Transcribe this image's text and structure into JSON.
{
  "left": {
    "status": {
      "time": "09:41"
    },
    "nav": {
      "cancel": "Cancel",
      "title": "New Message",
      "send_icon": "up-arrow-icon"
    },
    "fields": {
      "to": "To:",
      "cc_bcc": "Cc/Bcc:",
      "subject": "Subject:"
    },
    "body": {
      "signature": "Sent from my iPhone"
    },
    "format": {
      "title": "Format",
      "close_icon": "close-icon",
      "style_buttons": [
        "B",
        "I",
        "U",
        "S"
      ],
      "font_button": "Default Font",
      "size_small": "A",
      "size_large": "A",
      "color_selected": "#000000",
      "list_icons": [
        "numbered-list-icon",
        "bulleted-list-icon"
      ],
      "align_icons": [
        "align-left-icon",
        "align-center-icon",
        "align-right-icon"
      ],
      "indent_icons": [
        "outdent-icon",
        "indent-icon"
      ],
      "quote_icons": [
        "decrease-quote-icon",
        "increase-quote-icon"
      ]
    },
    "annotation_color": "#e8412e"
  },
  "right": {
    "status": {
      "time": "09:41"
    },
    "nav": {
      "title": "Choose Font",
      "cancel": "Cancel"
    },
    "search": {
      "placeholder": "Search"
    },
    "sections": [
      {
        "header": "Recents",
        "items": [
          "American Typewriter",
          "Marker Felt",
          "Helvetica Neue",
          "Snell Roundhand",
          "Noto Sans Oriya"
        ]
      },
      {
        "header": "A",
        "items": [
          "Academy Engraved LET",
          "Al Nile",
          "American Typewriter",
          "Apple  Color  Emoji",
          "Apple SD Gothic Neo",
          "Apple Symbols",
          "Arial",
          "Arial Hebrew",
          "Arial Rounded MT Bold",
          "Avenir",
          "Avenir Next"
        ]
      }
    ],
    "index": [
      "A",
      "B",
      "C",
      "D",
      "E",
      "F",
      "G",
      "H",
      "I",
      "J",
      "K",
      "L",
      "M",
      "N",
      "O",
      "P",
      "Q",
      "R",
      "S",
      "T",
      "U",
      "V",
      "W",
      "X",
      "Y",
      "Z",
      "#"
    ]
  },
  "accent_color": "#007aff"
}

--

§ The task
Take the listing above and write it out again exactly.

§ Response box
Transcribe this image's text and structure into JSON.
{
  "left": {
    "status": {
      "time": "09:41"
    },
    "nav": {
      "cancel": "Cancel",
      "title": "New Message",
      "send_icon": "up-arrow-icon"
    },
    "fields": {
      "to": "To:",
      "cc_bcc": "Cc/Bcc:",
      "subject": "Subject:"
    },
    "body": {
      "signature": "Sent from my iPhone"
    },
    "format": {
      "title": "Format",
      "close_icon": "close-icon",
      "style_buttons": [
        "B",
        "I",
        "U",
        "S"
      ],
      "font_button": "Default Font",
      "size_small": "A",
      "size_large": "A",
      "color_selected": "#000000",
      "list_icons": [
        "numbered-list-icon",
        "bulleted-list-icon"
      ],
      "align_icons": [
        "align-left-icon",
        "align-center-icon",
        "align-right-icon"
      ],
      "indent_icons": [
        "outdent-icon",
        "indent-icon"
      ],
      "quote_icons": [
        "decrease-quote-icon",
        "increase-quote-icon"
      ]
    },
    "annotation_color": "#e8412e"
  },
  "right": {
    "status": {
      "time": "09:41"
    },
    "nav": {
      "title": "Choose Font",
      "cancel": "Cancel"
    },
    "search": {
      "placeholder": "Search"
    },
    "sections": [
      {
        "header": "Recents",
        "items": [
          "American Typewriter",
          "Marker Felt",
          "Helvetica Neue",
          "Snell Roundhand",
          "Noto Sans Oriya"
        ]
      },
      {
        "header": "A",
        "items": [
          "Academy Engraved LET",
          "Al Nile",
          "American Typewriter",
          "Apple  Color  Emoji",
          "Apple SD Gothic Neo",
          "Apple Symbols",
          "Arial",
          "Arial Hebrew",
          "Arial Rounded MT Bold",
          "Avenir",
          "Avenir Next"
        ]
      }
    ],
    "index": [
      "A",
      "B",
      "C",
      "D",
      "E",
      "F",
      "G",
      "H",
      "I",
      "J",
      "K",
      "L",
      "M",
      "N",
      "O",
      "P",
      "Q",
      "R",
      "S",
      "T",
      "U",
      "V",
      "W",
      "X",
      "Y",
      "Z",
      "#"
    ]
  },
  "accent_color": "#007aff"
}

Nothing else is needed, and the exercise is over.